From Leonard Cohen to Neil Young: Roger Waters picks 8 songs he couldn’t live without
Roger Waters, the singer, songwriter, bassist, and composer best known as the co-founding member of the pioneering progressive rock band Pink Floyd, has selected eight songs that he couldn’t live without. It makes for a fantastic playlist and offers up a keen insight into the mercurial mind of a bonafide rock great.
Waters has become a leading voice in the rock scene ever since he and Pink Floyd began changing the chemical make-up of rock ‘n’ roll in the late sixties. While he and Syd Barrett can consider themselves at the forefront of the acid scene, Waters has since moved into every different project and venture with the same progressive and forward-thinking enthusiasm. It makes him one of the most engaging artists of his generation.
Having initially only taken the role of bass player in the formative years of the band, letting Barret lead in both lyric writing and musical composition, Waters stepped up to be the band’s leader following the difficult departure of Syd Barrett in 1968. He soon became the face of Pink Floyd and, despite duelling constantly with David Gilmour—something he’s never shied away from doing—Waters has been seen as a grand member of British rock royalty.
For the next 20 years Waters and Pink Floyd would go on to achieve international fame with critically acclaimed records such as The Dark Side of the Moon, Wish You Were Here, Animals, and The Wall while rubbing shoulders with some other hugely influential figures of a counter-culture movement. It would result in the major development of pop and alternative music, with an extra focus on the evolution of sonic landscapes.
It’s safe to say his favourite songs are filled with the esteem Waters gave his own work and pays homage to some serious figures of the past, noting their value to the wider musical sphere as well as his own personal progression.
Leaving the band in 1985 amid creative differences (shockingly), Waters went on to enjoy a successful solo career before reuniting with his former bandmates years later for some one-off performances. Reflecting on a career that has seen him change the landscape of music as we know it, Waters sat down with BBC Radio 4 as part of their Desert Island Discs feature to pick out eight songs that he holds dearly.
It’s impossible for us to over-sell the importance BBC’s Desert Island Discs has in the dense tapestry of British pop culture. It’s a time-honoured tradition that has seen Prime Ministers and rock stars alike walk through its studio doors. Created by Roy Plomley way back in 1942, the format is always the same, each week a guest is invited by the host to choose the eight records they would take with them to a desert island.
As well as their eight discs, a complimentary collection of the complete works of Shakespeare and a bible, the star in question also gets to choose one luxury item and one book. There’s not much left to do but sit back and listen to Waters’ favourite tracks.
His first pick is indicative of the path we’re about to join the musician on, “Neil Young singing ‘Helpless’,” Waters began. “There is an honesty and a truth in everything that he’s done.

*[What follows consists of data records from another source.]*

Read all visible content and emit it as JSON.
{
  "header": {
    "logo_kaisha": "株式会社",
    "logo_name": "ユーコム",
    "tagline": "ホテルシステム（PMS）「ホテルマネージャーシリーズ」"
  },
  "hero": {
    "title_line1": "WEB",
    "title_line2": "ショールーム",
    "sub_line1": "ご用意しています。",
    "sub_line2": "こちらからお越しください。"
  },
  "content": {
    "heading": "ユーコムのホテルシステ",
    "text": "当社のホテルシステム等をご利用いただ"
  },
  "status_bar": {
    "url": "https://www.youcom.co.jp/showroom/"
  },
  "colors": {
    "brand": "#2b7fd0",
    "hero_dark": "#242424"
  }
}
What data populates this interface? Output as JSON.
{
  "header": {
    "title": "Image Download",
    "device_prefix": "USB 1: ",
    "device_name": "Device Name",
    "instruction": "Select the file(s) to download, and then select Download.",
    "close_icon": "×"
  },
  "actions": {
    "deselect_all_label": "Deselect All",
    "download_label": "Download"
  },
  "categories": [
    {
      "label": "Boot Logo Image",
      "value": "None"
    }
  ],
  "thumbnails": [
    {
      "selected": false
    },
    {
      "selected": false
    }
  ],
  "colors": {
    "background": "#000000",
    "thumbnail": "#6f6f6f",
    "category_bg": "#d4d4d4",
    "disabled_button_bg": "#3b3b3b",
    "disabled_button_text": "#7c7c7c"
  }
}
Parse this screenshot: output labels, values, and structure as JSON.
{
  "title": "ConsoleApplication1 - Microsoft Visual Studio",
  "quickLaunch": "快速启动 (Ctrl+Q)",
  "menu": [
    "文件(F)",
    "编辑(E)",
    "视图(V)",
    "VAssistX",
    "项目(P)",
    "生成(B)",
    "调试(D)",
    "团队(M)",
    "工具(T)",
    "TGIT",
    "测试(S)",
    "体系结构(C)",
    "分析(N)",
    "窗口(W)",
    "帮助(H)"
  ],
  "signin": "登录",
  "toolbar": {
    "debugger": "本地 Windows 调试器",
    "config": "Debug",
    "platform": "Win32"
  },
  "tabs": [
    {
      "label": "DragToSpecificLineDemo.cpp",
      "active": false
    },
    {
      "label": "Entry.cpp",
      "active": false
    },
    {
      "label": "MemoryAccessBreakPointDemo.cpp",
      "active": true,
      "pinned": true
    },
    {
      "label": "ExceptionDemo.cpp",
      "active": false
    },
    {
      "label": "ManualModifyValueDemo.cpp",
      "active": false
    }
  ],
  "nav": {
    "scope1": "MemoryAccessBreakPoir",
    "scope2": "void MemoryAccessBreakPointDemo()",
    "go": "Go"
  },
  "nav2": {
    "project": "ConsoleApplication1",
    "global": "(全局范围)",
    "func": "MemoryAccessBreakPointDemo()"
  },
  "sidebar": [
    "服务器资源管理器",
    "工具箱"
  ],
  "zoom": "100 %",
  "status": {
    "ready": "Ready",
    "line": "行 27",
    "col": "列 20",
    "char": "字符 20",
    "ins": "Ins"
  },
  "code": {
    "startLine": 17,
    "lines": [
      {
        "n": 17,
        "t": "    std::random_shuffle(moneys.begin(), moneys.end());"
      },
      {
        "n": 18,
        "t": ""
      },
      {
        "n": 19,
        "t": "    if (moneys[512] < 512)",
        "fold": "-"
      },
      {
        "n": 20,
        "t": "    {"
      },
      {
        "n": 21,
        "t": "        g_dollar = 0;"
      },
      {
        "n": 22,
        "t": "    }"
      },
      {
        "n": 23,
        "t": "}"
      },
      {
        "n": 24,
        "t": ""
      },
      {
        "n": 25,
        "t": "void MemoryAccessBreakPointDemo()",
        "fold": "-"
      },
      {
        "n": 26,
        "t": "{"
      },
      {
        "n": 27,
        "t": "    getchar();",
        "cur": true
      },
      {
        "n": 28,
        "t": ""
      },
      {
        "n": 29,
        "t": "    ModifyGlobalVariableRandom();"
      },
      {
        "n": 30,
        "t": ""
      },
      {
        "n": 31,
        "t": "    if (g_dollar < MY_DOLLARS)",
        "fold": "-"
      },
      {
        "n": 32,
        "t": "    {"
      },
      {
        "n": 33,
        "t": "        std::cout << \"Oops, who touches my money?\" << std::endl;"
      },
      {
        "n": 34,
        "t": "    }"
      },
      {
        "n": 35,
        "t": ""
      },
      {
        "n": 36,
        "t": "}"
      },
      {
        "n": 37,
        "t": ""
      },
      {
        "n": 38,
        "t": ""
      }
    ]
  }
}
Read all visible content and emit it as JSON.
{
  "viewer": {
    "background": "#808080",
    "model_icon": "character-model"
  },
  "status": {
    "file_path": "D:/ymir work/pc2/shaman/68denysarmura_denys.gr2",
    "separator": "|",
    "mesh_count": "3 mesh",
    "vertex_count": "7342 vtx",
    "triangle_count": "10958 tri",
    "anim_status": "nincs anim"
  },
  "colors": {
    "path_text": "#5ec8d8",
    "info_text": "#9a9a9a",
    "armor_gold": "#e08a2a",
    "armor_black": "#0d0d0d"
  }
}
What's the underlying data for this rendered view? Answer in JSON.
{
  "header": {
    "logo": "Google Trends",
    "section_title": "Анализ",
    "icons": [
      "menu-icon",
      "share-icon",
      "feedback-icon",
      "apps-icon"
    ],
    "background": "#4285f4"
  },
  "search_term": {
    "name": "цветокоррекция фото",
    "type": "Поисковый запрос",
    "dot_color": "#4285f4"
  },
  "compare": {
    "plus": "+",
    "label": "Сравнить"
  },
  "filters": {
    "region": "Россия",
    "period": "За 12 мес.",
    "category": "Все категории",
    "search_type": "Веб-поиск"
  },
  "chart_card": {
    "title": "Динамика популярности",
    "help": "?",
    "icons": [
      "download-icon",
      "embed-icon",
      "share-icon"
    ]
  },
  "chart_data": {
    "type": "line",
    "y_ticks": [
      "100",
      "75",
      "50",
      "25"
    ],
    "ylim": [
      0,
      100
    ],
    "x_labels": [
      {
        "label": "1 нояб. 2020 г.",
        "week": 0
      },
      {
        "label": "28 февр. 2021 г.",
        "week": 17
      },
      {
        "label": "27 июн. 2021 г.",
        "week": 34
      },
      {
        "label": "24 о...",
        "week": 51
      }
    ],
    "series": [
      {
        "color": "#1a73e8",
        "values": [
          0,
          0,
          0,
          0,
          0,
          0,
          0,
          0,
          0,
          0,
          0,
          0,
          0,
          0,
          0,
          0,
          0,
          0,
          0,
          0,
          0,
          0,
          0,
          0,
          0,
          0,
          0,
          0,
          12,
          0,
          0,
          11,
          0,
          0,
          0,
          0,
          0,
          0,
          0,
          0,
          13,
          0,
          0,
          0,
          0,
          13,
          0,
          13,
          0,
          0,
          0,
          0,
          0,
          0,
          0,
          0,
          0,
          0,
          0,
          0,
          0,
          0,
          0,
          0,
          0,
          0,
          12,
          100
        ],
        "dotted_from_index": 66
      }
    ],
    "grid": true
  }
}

You feel the man’s integrity and passion. I can feel the hairs standing up on the back of my neck now remembering the purity with which he hits the first notes of this song. It’s extraordinarily moving and eloquent.”
Including a typically eclectic list of artists, Waters continued with a reference to Leonard Cohen, an artist he would cross paths with on numerous occasions during Pink Floyd tours. “Leonard Cohen and Bob Dylan were the two men who allowed us to believe that there was an open door between poetry and song lyrics,” he said. “This song of his, ‘Bird On The Wire’, is so simple, so moving, so brilliant. I love it.”
Giacomo Puccini – ‘E Lucevan Le Stelle’ (from Tosca)
Billie Holiday – ‘God Bless the Child’
Gustav Mahler – Symphony No. 5 in C sharp minor – ‘4th Movement’
When discussing Ray Charles, Waters said: “I actually met him, fleetingly, when I was a student studying architecture in London. We were living in a squat in Cheyne Gardens—the whole block was full of squats—and Chet was squatting three doors down and this must have been 1962. He was a junkie and he had no teeth and he Roger Waters couldn’t play anymore and I’ve seen films about him after he got himself together but what a remarkable man. What an extraordinary talent.”